Delivery alert

There may be an issue with the delivery of your newspaper.
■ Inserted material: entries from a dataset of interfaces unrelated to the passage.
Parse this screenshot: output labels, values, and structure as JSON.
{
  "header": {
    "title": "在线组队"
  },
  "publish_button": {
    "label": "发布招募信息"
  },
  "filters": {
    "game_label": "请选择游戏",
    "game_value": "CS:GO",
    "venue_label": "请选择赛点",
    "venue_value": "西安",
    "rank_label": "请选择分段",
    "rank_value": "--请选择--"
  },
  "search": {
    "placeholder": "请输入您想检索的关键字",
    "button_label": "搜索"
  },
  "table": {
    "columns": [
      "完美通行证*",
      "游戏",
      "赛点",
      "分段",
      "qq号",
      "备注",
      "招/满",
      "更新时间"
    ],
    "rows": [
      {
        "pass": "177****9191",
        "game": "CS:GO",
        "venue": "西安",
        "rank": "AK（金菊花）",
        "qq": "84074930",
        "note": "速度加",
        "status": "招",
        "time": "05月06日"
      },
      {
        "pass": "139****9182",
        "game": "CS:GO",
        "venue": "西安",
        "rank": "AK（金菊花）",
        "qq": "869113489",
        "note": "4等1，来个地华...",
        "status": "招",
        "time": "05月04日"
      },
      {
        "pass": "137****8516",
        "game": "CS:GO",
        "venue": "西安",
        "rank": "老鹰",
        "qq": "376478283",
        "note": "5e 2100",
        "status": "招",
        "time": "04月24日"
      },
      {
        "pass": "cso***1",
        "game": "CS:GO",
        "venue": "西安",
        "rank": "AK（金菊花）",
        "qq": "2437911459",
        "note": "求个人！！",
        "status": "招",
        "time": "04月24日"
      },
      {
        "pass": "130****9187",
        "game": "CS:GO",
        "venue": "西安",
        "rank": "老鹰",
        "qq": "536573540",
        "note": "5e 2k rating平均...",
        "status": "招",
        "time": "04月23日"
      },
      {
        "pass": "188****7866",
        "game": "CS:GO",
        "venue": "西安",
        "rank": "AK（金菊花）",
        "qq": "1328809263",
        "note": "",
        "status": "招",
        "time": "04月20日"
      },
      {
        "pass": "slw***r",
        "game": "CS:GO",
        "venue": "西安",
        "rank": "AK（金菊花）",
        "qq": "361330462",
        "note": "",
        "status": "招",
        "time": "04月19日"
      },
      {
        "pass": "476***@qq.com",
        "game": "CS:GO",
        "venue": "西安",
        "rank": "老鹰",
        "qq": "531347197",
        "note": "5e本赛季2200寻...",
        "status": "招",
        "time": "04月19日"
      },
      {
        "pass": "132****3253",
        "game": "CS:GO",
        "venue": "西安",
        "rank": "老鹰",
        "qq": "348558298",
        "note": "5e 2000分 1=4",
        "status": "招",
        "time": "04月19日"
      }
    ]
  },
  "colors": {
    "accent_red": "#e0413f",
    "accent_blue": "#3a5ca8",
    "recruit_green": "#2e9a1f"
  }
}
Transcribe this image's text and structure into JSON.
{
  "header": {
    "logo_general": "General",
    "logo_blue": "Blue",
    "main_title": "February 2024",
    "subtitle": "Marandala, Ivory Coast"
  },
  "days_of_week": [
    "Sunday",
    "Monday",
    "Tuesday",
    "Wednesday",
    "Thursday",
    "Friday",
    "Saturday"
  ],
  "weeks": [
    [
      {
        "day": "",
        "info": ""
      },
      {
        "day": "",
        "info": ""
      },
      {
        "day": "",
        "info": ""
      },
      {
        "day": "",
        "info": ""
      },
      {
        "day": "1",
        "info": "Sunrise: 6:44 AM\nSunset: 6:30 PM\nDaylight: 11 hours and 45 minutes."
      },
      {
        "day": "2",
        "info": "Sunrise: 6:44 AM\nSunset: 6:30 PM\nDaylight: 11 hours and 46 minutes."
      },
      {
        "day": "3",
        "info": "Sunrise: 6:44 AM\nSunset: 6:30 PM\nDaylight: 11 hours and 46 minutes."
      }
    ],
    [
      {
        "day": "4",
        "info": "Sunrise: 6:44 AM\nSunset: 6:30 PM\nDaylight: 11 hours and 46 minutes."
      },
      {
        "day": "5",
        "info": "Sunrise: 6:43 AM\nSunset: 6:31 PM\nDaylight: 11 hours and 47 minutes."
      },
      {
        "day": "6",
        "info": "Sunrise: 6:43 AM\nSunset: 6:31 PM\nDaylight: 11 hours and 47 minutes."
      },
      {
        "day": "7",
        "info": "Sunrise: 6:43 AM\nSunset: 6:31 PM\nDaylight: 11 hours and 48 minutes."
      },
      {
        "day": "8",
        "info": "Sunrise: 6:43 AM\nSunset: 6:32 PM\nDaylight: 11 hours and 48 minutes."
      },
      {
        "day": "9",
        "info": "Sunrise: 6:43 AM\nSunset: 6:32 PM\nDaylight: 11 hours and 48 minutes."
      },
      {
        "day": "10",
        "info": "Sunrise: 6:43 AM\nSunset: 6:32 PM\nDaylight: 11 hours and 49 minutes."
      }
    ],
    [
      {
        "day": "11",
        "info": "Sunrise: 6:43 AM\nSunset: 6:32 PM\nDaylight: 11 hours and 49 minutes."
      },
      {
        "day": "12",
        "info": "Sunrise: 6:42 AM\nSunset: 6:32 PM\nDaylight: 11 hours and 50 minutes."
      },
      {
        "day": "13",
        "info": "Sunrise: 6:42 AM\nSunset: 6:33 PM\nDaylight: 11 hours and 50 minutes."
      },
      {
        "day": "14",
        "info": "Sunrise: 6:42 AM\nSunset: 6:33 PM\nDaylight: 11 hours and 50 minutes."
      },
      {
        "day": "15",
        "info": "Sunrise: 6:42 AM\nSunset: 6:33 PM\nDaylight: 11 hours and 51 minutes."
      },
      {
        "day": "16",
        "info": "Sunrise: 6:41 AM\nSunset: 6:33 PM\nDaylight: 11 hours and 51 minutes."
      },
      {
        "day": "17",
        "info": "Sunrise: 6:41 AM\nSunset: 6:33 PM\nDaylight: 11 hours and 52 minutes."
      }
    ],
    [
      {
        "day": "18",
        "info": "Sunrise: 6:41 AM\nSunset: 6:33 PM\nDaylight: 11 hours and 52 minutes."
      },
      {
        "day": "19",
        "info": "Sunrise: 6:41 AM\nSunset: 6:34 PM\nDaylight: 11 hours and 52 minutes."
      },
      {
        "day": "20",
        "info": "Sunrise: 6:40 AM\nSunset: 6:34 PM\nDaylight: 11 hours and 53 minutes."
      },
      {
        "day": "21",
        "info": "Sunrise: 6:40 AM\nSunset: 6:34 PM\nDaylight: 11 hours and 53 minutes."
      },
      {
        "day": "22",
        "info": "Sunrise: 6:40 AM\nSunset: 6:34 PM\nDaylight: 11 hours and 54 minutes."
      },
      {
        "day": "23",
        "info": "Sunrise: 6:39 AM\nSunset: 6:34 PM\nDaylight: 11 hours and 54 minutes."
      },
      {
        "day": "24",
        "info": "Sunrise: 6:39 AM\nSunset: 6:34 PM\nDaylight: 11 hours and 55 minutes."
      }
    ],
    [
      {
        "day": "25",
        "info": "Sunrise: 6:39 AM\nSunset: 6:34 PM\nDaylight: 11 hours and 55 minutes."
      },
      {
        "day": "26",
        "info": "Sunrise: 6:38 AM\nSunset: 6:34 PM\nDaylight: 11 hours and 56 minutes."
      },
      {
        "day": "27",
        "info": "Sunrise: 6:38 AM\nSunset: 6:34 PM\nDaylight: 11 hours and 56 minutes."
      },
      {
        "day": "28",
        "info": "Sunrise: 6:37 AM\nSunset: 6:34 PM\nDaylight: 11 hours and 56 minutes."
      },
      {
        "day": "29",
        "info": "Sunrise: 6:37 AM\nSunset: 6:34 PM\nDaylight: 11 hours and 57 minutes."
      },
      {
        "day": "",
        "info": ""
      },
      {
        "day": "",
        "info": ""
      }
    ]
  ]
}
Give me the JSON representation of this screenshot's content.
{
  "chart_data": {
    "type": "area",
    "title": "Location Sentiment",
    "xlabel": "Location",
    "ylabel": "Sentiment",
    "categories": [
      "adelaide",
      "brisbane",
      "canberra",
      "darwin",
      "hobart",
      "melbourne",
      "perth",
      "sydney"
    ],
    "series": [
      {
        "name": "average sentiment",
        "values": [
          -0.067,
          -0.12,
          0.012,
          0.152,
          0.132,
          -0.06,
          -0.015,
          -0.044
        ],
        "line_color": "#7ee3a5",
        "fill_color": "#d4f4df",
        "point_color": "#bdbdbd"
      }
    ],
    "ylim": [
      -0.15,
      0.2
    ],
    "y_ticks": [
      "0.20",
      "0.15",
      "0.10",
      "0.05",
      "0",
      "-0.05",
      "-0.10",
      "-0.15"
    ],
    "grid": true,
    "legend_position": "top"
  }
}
This alert will expire at NaN. Click here for more info.

Recover password

8:30am — Tarantulas on the March Again

ALBUQUERQUE, N.M. — Those fearsome-looking males of the species are looking for love across the Four Corners.

Those hairy, scary-looking male tarantulas are on the move again across the Four Corners region, on and around the highways of northwestern New Mexico looking for love in all the wrong places, according to the Gallup Independent.

It's that time of year again, apparently, and here's what Albuquerque Journal videographer Troy Simpson had to show us about last year's Mad March of the Male Tarantulas. 

David B. Richman, curator of the Arthropod Museum at New Mexico State University, told the Independent that those tarantulas who are out and about this fall are newly mature males who have left their burrows in search of a mate and some of them may trek for miles in search of a female.

But once he finds his soul-mate, the male tarantula faces the challenge of mating without ending up as the female's lunch, Richman told the paper.

With hooks on the underside of his (eight) legs, the male holds the female far enough away to keep her from eating him — if he's lucky, Richman explained.

"It's a different world out there," Richman said of tarantula romance.

And even if the male manages to get away, he faces a couple of new threats, Richman told the Independent — November's coming cold weather and the arachnid's arch-enemy, the tarantula hawk wasp (New Mexico's state insect, by the way).

"This is their one shot at leaving progeny," said Richman, who explained that most males live for just three or four years, in contrast to females who can live for more than 20 years, the Independent said.

Despite their terrifying appearance, most Southwestern tarantulas rarely bite, and if they do, it's more like a bee sting, and most people don't suffer a serious reaction, the paper reported.

Mating seasons depend on the species, according to arachnologist Brent Hendrixson for the American Tarantula Society: In much of central and south Texas, it's in the spring; in portions of southern New Mexico and Arizona, it's in the summer; and the fall frenzy comes in the high plains of the Texas Panhandle and southeastern Colorado — as well as in the Four Corners.